WORK REQUIRED =>
Across the records below, how many lines include the string "Intent"? State the number and nothing more.

Excerpts from an interface dataset =>
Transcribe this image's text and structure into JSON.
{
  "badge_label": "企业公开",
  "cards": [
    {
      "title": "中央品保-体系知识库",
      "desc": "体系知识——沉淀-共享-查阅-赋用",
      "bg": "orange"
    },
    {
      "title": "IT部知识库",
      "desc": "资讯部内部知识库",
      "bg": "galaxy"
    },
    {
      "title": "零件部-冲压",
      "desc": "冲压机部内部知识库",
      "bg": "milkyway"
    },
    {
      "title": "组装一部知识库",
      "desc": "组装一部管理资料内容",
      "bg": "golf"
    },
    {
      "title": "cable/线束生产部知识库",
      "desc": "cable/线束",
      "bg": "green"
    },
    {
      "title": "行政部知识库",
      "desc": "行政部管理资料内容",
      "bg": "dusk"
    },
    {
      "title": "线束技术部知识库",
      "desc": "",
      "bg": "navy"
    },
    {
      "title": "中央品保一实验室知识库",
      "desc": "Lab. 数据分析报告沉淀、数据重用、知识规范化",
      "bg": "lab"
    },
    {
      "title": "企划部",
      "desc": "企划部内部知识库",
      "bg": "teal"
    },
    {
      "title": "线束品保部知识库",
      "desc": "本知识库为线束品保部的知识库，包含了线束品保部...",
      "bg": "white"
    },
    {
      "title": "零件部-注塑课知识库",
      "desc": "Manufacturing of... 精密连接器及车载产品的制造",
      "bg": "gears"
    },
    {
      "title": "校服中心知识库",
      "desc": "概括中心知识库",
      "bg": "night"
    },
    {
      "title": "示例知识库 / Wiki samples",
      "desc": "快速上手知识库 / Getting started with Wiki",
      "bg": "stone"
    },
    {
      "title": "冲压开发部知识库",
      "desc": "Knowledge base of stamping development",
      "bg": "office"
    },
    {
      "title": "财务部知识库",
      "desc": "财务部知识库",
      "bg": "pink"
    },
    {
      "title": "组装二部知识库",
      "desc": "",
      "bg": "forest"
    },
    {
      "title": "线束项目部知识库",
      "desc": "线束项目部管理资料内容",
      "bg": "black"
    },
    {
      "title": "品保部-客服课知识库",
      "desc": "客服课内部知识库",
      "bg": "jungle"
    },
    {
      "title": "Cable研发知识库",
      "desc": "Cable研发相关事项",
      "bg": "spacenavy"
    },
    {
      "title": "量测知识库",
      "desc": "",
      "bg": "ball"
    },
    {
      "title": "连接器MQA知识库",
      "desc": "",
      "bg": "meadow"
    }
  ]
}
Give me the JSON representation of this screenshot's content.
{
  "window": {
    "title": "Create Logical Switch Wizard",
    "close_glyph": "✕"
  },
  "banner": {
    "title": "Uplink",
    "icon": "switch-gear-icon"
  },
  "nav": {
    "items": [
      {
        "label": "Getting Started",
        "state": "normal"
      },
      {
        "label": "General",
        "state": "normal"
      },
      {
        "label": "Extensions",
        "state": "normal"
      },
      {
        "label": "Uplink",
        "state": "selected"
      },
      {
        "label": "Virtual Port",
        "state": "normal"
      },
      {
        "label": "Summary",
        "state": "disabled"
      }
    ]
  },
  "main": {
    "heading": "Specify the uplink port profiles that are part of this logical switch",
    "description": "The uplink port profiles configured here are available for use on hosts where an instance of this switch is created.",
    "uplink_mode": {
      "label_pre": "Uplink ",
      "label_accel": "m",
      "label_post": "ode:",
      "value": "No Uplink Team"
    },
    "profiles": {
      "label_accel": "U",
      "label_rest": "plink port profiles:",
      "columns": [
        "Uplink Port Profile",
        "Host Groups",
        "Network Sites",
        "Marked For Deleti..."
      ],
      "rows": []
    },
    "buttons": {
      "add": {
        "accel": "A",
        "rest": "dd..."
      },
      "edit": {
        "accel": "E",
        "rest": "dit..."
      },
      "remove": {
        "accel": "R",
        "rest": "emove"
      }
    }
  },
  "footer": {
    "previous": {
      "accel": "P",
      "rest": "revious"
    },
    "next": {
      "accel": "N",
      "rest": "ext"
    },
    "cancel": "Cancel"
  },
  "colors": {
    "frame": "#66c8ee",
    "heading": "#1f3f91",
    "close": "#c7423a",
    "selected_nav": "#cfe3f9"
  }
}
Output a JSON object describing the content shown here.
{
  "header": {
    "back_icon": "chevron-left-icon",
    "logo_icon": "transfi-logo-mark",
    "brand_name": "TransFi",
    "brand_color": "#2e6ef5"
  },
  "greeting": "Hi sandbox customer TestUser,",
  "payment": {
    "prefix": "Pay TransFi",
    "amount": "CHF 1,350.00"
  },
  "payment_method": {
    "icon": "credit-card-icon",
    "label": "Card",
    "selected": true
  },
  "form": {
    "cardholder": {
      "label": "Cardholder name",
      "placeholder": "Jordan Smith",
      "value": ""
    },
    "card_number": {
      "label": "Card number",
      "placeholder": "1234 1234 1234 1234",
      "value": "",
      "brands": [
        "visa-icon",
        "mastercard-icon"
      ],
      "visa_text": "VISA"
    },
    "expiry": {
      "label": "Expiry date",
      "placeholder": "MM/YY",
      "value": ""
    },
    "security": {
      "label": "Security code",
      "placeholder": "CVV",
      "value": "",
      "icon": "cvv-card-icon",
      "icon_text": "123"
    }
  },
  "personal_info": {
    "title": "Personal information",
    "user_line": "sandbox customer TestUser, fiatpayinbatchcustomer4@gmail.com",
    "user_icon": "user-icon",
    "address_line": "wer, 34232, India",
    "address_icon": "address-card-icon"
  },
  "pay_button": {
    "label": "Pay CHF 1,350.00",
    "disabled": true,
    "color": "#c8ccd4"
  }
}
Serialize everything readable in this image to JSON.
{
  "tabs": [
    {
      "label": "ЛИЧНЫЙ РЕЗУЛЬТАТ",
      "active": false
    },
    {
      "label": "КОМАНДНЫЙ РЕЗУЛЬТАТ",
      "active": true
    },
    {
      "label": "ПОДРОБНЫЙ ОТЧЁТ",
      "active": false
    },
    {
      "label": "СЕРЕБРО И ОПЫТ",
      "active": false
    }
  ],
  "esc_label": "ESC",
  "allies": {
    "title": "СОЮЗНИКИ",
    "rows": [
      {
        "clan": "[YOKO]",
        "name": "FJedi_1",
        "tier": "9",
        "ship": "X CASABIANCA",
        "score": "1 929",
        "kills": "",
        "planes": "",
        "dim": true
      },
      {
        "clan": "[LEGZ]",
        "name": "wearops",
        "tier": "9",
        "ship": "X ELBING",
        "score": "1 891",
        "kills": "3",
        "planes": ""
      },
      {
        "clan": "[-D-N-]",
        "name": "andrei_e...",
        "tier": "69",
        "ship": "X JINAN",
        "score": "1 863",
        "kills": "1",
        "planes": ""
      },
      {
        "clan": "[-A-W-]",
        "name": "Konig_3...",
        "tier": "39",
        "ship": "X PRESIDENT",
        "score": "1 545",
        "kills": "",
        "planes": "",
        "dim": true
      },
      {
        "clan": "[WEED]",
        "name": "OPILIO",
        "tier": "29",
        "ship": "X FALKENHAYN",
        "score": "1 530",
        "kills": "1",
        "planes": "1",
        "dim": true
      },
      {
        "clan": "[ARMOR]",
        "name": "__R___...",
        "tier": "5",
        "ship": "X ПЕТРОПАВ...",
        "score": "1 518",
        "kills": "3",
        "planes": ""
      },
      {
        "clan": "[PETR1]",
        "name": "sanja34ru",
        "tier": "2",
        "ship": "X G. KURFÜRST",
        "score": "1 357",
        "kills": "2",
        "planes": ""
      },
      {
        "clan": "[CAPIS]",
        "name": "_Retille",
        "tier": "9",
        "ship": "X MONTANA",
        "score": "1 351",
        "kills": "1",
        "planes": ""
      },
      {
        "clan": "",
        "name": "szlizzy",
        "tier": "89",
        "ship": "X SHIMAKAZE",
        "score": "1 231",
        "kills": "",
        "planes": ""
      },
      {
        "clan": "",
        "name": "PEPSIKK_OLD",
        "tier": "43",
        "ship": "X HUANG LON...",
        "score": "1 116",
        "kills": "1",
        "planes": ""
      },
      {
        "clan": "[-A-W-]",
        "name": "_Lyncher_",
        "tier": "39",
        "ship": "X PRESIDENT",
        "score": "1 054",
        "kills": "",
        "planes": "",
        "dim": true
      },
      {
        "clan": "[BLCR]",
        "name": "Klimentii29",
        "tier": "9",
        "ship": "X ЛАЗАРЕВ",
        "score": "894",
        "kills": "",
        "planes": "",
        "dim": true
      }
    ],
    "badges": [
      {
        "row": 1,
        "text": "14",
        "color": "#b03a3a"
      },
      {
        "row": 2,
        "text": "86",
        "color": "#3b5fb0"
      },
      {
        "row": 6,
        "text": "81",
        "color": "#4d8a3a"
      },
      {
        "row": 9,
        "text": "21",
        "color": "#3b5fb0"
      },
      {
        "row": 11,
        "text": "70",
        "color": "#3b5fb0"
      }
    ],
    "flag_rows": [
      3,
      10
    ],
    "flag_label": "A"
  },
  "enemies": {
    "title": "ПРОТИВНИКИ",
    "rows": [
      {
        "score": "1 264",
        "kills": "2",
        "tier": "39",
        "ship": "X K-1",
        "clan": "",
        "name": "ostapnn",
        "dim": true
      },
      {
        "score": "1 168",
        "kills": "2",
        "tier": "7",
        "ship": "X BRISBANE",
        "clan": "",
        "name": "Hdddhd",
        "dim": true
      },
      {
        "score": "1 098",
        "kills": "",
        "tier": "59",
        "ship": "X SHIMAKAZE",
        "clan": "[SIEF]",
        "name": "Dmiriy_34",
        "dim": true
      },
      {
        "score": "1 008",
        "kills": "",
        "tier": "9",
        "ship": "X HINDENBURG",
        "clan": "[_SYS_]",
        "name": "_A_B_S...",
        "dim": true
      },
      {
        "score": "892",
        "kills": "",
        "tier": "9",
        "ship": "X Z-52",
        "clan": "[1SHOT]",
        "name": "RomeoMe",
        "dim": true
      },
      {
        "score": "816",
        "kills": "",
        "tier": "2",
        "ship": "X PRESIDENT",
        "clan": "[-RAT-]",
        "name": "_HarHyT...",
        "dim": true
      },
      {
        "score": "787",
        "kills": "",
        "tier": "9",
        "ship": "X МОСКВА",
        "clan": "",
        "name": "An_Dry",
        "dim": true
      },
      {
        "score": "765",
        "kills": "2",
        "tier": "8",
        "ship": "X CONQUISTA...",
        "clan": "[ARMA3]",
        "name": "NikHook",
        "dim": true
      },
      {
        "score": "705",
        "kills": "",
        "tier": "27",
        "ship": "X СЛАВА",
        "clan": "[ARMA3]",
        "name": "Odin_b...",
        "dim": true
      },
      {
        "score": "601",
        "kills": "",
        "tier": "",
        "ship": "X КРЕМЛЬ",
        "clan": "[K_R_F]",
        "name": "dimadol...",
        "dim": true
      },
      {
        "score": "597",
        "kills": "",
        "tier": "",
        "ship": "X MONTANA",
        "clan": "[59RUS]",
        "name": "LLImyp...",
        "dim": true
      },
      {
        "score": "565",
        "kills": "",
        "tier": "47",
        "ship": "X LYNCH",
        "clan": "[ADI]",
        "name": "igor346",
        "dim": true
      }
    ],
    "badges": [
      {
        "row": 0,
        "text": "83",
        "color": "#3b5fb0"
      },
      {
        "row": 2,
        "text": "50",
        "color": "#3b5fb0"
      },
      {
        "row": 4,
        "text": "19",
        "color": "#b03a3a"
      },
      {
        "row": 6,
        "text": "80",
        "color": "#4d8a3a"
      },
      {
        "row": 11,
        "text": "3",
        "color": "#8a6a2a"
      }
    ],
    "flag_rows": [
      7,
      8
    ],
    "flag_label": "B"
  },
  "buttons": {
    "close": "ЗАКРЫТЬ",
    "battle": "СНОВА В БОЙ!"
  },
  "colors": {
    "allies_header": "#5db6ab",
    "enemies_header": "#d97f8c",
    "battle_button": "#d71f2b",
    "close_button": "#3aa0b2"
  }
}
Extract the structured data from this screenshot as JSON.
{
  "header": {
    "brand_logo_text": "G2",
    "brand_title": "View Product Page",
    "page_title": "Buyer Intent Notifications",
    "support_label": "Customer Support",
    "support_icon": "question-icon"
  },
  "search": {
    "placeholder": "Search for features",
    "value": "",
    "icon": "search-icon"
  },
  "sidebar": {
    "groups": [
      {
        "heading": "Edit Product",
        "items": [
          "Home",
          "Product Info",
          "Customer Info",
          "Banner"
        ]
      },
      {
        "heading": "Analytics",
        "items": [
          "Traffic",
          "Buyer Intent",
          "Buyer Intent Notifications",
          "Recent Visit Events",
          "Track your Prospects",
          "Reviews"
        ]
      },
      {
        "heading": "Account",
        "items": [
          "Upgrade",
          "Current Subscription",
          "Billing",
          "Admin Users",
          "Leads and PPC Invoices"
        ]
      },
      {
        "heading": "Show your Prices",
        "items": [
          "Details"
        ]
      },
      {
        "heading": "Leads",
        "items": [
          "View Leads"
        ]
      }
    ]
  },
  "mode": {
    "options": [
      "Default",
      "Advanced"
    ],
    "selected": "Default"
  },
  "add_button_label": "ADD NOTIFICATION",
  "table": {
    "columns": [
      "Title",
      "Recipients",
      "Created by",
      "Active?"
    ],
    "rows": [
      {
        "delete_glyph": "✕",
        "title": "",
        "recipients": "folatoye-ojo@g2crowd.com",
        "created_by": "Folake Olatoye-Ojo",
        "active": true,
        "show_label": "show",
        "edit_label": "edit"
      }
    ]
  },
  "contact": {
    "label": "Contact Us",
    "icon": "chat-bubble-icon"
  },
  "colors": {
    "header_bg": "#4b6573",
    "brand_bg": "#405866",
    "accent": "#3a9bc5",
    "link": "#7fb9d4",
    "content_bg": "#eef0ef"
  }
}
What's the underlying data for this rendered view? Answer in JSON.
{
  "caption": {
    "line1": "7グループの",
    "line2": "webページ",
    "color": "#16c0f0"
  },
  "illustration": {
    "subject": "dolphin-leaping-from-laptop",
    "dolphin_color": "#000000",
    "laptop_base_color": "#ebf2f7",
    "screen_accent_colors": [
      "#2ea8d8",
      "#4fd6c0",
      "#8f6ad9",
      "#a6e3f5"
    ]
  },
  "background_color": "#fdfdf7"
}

RESULT =>
3